EXERCISE REQUIREMENTS:
Filter the entries below, keeping only lines with "amazon".

*** DATASET CONTENT Section Begins ***

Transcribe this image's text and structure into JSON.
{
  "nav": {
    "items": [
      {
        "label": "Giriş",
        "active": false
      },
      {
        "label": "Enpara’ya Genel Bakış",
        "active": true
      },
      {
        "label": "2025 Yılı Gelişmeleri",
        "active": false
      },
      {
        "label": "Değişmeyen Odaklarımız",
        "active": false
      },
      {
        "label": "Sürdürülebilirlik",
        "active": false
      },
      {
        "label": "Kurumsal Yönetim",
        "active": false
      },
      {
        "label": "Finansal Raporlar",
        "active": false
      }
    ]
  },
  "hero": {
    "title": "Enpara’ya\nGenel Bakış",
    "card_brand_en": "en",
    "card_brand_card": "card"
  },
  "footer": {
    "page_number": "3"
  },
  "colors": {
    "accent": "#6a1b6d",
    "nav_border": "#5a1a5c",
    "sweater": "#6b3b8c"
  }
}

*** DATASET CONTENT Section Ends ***
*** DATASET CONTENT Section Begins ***

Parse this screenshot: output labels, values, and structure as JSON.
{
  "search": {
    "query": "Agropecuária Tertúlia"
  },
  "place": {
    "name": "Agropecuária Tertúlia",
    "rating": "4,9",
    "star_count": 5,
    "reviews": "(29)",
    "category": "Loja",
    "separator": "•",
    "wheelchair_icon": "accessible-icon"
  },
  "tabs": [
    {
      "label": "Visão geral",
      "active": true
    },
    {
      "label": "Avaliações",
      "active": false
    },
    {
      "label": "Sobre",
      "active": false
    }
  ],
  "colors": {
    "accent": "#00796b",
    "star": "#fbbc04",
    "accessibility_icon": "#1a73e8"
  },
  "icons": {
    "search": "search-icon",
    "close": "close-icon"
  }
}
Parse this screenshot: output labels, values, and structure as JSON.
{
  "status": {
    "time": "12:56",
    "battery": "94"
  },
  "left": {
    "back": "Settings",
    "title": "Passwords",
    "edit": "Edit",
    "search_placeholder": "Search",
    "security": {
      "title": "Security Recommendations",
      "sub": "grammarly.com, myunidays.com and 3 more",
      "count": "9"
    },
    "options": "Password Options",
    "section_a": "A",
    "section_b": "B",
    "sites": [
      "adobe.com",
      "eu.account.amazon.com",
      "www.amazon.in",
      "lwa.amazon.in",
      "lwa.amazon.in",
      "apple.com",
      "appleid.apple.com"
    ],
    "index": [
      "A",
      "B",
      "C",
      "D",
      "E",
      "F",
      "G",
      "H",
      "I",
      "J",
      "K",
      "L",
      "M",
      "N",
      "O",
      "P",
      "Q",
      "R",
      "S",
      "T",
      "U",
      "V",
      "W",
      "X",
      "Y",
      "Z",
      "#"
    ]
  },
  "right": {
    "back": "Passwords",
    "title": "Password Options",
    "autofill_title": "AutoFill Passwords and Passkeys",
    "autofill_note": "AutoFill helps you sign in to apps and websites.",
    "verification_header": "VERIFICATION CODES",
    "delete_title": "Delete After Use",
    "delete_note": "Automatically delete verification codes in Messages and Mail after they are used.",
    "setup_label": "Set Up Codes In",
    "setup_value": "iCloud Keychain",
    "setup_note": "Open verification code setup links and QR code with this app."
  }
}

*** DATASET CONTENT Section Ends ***
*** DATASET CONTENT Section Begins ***

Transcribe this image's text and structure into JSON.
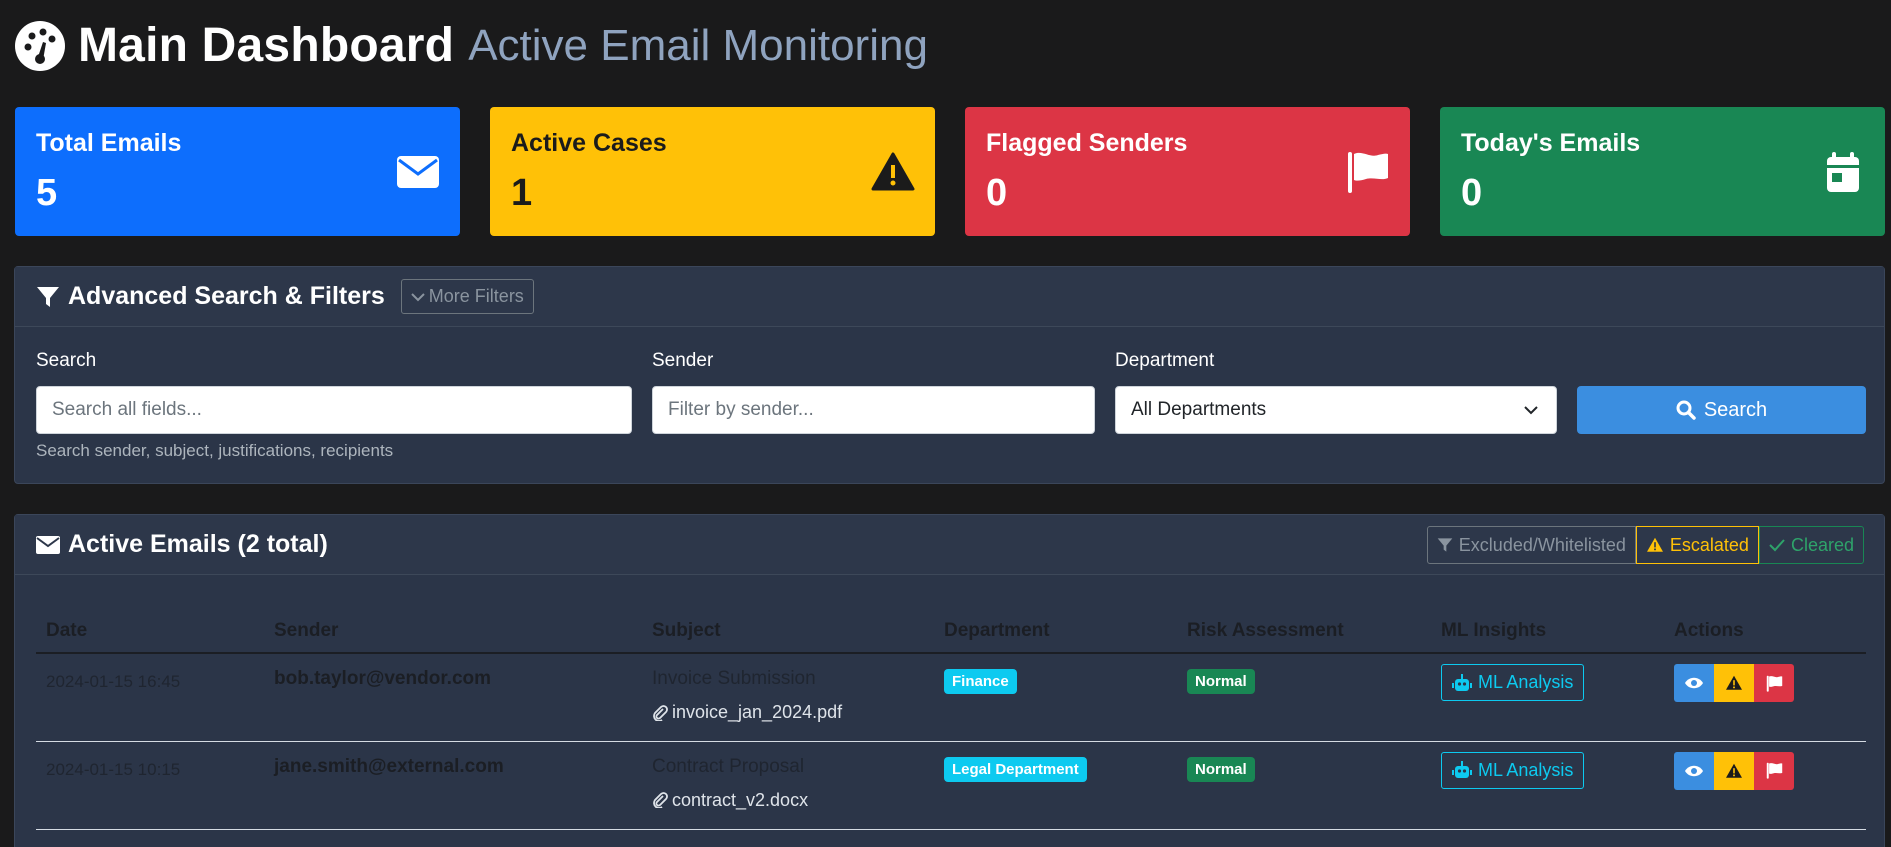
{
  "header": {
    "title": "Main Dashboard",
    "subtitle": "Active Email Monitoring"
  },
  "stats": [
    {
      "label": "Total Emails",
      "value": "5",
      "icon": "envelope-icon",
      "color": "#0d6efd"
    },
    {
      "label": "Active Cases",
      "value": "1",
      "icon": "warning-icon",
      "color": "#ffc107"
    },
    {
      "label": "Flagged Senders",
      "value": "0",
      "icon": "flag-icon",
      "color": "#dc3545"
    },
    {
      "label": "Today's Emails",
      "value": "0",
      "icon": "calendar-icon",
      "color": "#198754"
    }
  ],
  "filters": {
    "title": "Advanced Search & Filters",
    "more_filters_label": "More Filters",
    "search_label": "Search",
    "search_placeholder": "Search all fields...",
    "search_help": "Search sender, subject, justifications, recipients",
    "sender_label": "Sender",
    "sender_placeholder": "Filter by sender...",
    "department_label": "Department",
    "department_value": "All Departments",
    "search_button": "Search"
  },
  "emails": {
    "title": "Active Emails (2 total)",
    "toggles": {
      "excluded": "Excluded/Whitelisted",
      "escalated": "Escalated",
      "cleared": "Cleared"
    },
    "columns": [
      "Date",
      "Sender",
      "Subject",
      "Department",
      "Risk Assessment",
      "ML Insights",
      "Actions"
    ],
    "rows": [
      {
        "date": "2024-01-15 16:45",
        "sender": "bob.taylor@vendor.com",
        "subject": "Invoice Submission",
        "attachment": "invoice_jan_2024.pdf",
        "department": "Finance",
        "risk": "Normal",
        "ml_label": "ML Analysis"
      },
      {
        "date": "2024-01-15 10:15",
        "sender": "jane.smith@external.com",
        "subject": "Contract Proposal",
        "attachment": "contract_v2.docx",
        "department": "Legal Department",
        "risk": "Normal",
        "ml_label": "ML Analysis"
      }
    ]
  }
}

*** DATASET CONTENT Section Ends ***

ANSWER:
      "eu.account.amazon.com",
      "www.amazon.in",
      "lwa.amazon.in",
      "lwa.amazon.in",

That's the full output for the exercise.